Limit to volume change in a discretized mathematical model?

I have set up a mathematical model describing the diffusion of ozone out of a gas bubble. The bubble is surrounded by a thin gas film. So actually, the model describes the diffusion of ozone through this gas film. The mathematical model is created by discretizing the volume from $V_0$ to $V_1$. Where $V_0$ represents the outer volume of the bubble, and $V_1$ represents the outer volume of the gas film (surrounding the bubble). The discretized scheme consists of $N$ equally spaced volume elements from $V_0$ to $V_1$ (finite difference method): \begin{equation} \Delta V = \frac{V_1 - V_0}{N} \end{equation} The volume of the bubble changes as a function of the amount of ozone leaving the bubble, which in turn changes as a function of time. The volume of the bubble and the amount of ozone inside the bubble is linked by the ideal gas law: \begin{equation} V_0 = \frac{n_\text{total}(t) \cdot R \cdot T}{P} \end{equation} $n_\text{total}$: the total amount of gas inside the bubble, $T$: the temperature, $R$: the gas constant, and $P$: the pressure.

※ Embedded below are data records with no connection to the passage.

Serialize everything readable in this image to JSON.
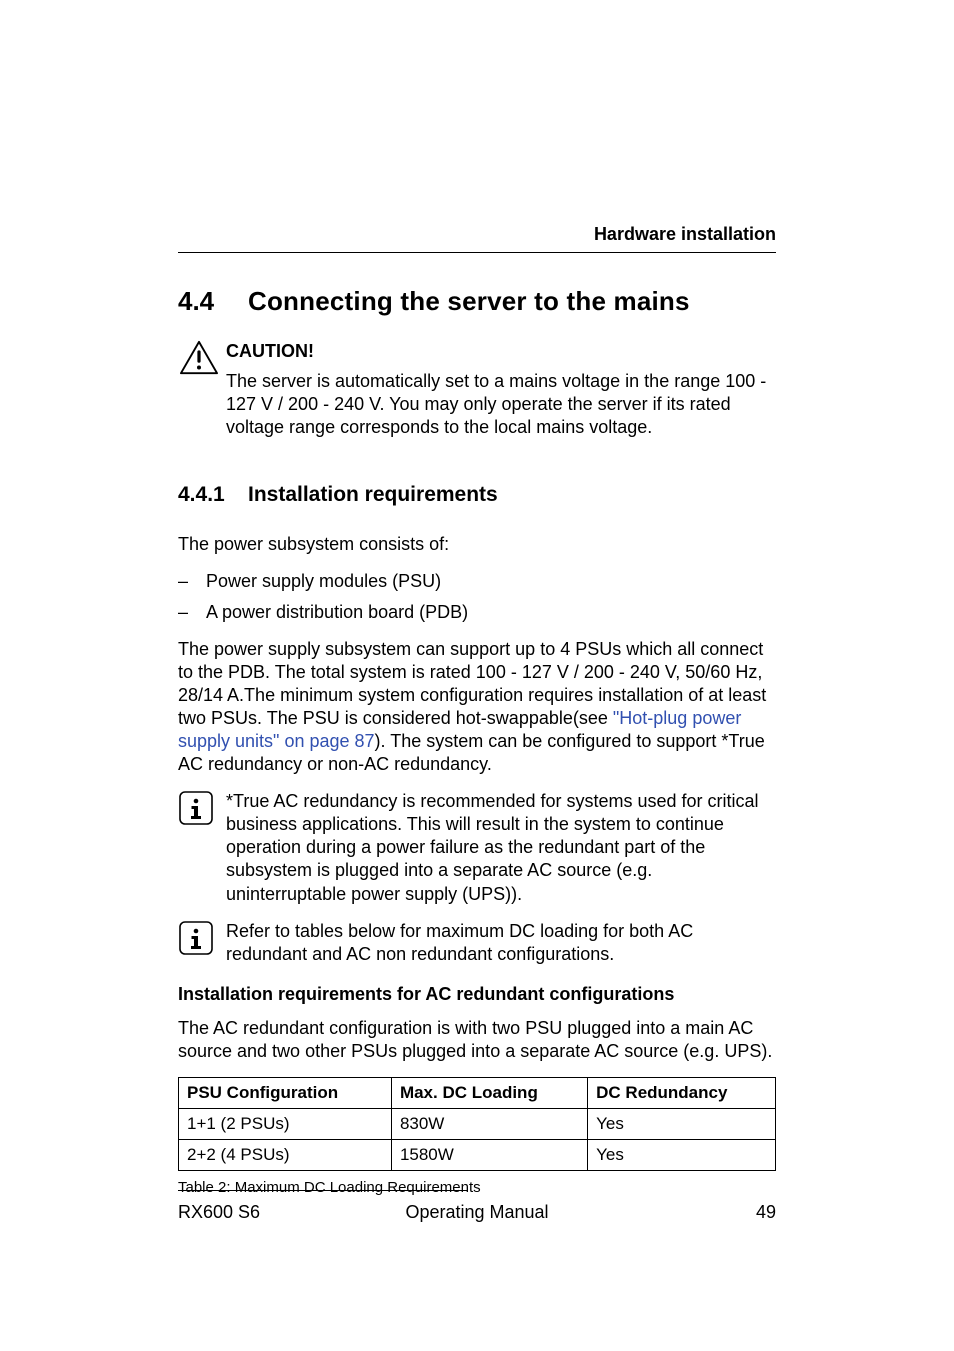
{
  "running_head": "Hardware installation",
  "h1": {
    "num": "4.4",
    "title": "Connecting the server to the mains"
  },
  "caution": {
    "title": "CAUTION!",
    "body": "The server is automatically set to a mains voltage in the range 100 - 127 V / 200 - 240 V. You may only operate the server if its rated voltage range corresponds to the local mains voltage."
  },
  "h2": {
    "num": "4.4.1",
    "title": "Installation requirements"
  },
  "intro": "The power subsystem consists of:",
  "bullets": [
    "Power supply modules (PSU)",
    "A power distribution board (PDB)"
  ],
  "para1_a": "The power supply subsystem can support up to 4 PSUs which all connect to the PDB. The total system is rated 100 - 127 V / 200 - 240 V, 50/60 Hz, 28/14 A.The minimum system configuration requires installation of at least two PSUs. The PSU is considered hot-swappable(see ",
  "para1_link": "\"Hot-plug power supply units\" on page 87",
  "para1_b": "). The system can be configured to support *True AC redundancy or non-AC redundancy.",
  "info1": "*True AC redundancy is recommended for systems used for critical business applications. This will result in the system to continue operation during a power failure as the redundant part of the subsystem is plugged into a separate AC source (e.g. uninterruptable power supply (UPS)).",
  "info2": "Refer to tables below for maximum DC loading for both AC redundant and AC non redundant configurations.",
  "sub_head": "Installation requirements for AC redundant configurations",
  "para2": "The AC redundant configuration is with two PSU plugged into a main AC source and two other PSUs plugged into a separate AC source (e.g. UPS).",
  "table": {
    "headers": [
      "PSU Configuration",
      "Max. DC Loading",
      "DC Redundancy"
    ],
    "rows": [
      [
        "1+1 (2 PSUs)",
        "830W",
        "Yes"
      ],
      [
        "2+2 (4 PSUs)",
        "1580W",
        "Yes"
      ]
    ],
    "caption": "Table 2: Maximum DC Loading Requirements"
  },
  "footer": {
    "left": "RX600 S6",
    "center": "Operating Manual",
    "right": "49"
  }
}
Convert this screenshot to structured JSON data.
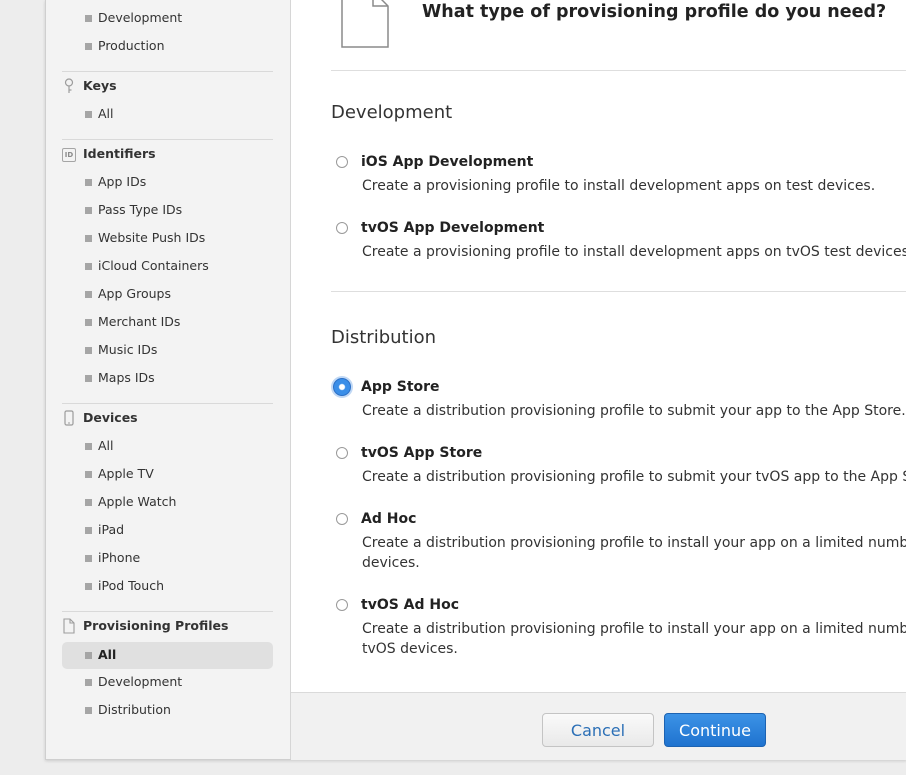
{
  "sidebar": {
    "certs_items": [
      "Development",
      "Production"
    ],
    "keys": {
      "title": "Keys",
      "items": [
        "All"
      ]
    },
    "identifiers": {
      "title": "Identifiers",
      "icon_text": "ID",
      "items": [
        "App IDs",
        "Pass Type IDs",
        "Website Push IDs",
        "iCloud Containers",
        "App Groups",
        "Merchant IDs",
        "Music IDs",
        "Maps IDs"
      ]
    },
    "devices": {
      "title": "Devices",
      "items": [
        "All",
        "Apple TV",
        "Apple Watch",
        "iPad",
        "iPhone",
        "iPod Touch"
      ]
    },
    "profiles": {
      "title": "Provisioning Profiles",
      "items": [
        "All",
        "Development",
        "Distribution"
      ],
      "active_item": "All"
    }
  },
  "main": {
    "title": "What type of provisioning profile do you need?",
    "development": {
      "title": "Development",
      "options": [
        {
          "title": "iOS App Development",
          "desc": "Create a provisioning profile to install development apps on test devices.",
          "selected": false
        },
        {
          "title": "tvOS App Development",
          "desc": "Create a provisioning profile to install development apps on tvOS test devices.",
          "selected": false
        }
      ]
    },
    "distribution": {
      "title": "Distribution",
      "options": [
        {
          "title": "App Store",
          "desc": "Create a distribution provisioning profile to submit your app to the App Store.",
          "selected": true
        },
        {
          "title": "tvOS App Store",
          "desc": "Create a distribution provisioning profile to submit your tvOS app to the App Store",
          "selected": false
        },
        {
          "title": "Ad Hoc",
          "desc": "Create a distribution provisioning profile to install your app on a limited number of devices.",
          "selected": false
        },
        {
          "title": "tvOS Ad Hoc",
          "desc": "Create a distribution provisioning profile to install your app on a limited number of tvOS devices.",
          "selected": false
        }
      ]
    }
  },
  "footer": {
    "cancel_label": "Cancel",
    "continue_label": "Continue"
  },
  "colors": {
    "accent": "#1f73cf",
    "cancel_text": "#2b6fb6",
    "sidebar_bg": "#f3f3f3"
  }
}
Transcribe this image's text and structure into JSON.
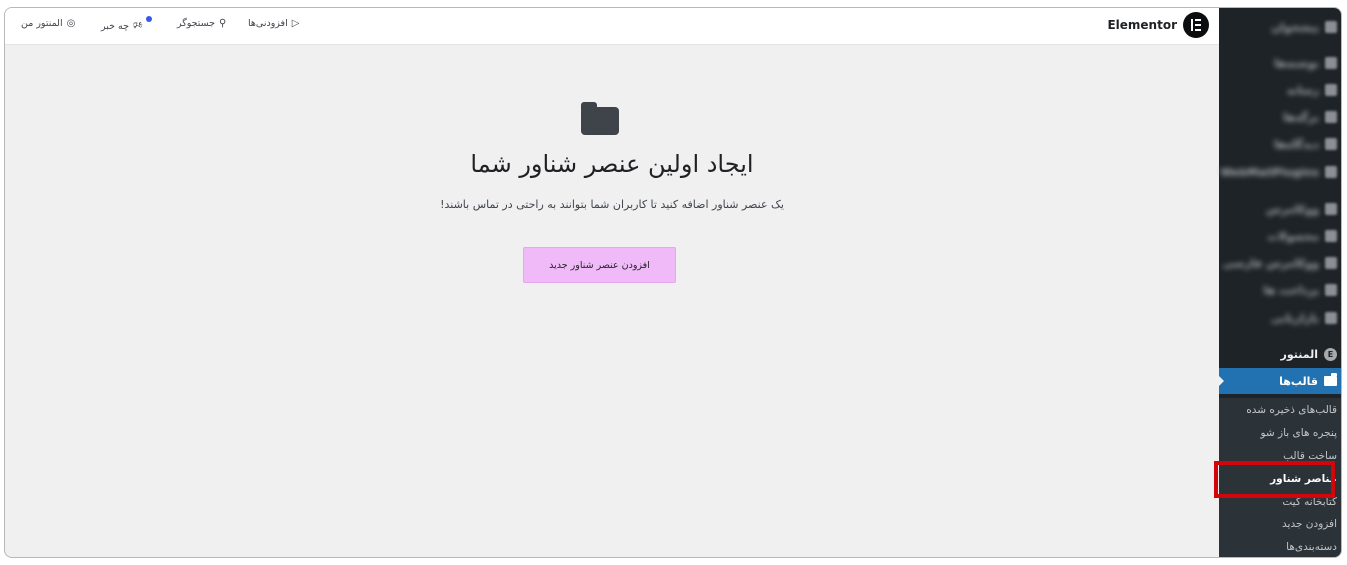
{
  "header": {
    "brand": "Elementor",
    "tools": [
      {
        "label": "المنتور من",
        "icon": "user-circle-icon"
      },
      {
        "label": "چه خبر",
        "icon": "megaphone-icon"
      },
      {
        "label": "جستجوگر",
        "icon": "search-icon"
      },
      {
        "label": "افزودنی‌ها",
        "icon": "rocket-icon"
      }
    ]
  },
  "empty_state": {
    "title": "ایجاد اولین عنصر شناور شما",
    "description": "یک عنصر شناور اضافه کنید تا کاربران شما بتوانند به راحتی در تماس باشند!",
    "button": "افزودن عنصر شناور جدید"
  },
  "sidebar": {
    "blurred_items": [
      "پیشخوان",
      "نوشته‌ها",
      "رسانه",
      "برگه‌ها",
      "دیدگاه‌ها",
      "WebMailPlugins",
      "ووکامرس",
      "محصولات",
      "ووکامرس فارسی",
      "پرداخت ها",
      "بازاریابی"
    ],
    "elementor": "المنتور",
    "current": "قالب‌ها",
    "submenu": [
      "قالب‌های ذخیره شده",
      "پنجره های باز شو",
      "ساخت قالب",
      "عناصر شناور",
      "کتابخانه کیت",
      "افزودن جدید",
      "دسته‌بندی‌ها"
    ],
    "active_submenu": "عناصر شناور"
  },
  "colors": {
    "sidebar_bg": "#1d2327",
    "current_bg": "#2271b1",
    "button_bg": "#f0b9f7",
    "highlight": "#d2050b"
  }
}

The bubble does not only contain ozone. It also contains inert gases, so that: \begin{equation} n_\text{total} = n_\text{ozone}(t) + n_\text{inert} \end{equation} $n_\text{inert}$ will remain constant and only $n_\text{ozone}(t)$ will change over time.

There should be a limit for how much the volume can change before numerical errors will start to occur. Beyond this limit, the discretization scheme should break down and cause errors. How do I express this limit?

Is the limit given by: \begin{equation} Ratio = \frac{V_{0,initial}}{V_{1,initial}} \end{equation}

So that the volume change must not exceed the ratio of the two initial volumes of the bubble and the gas film?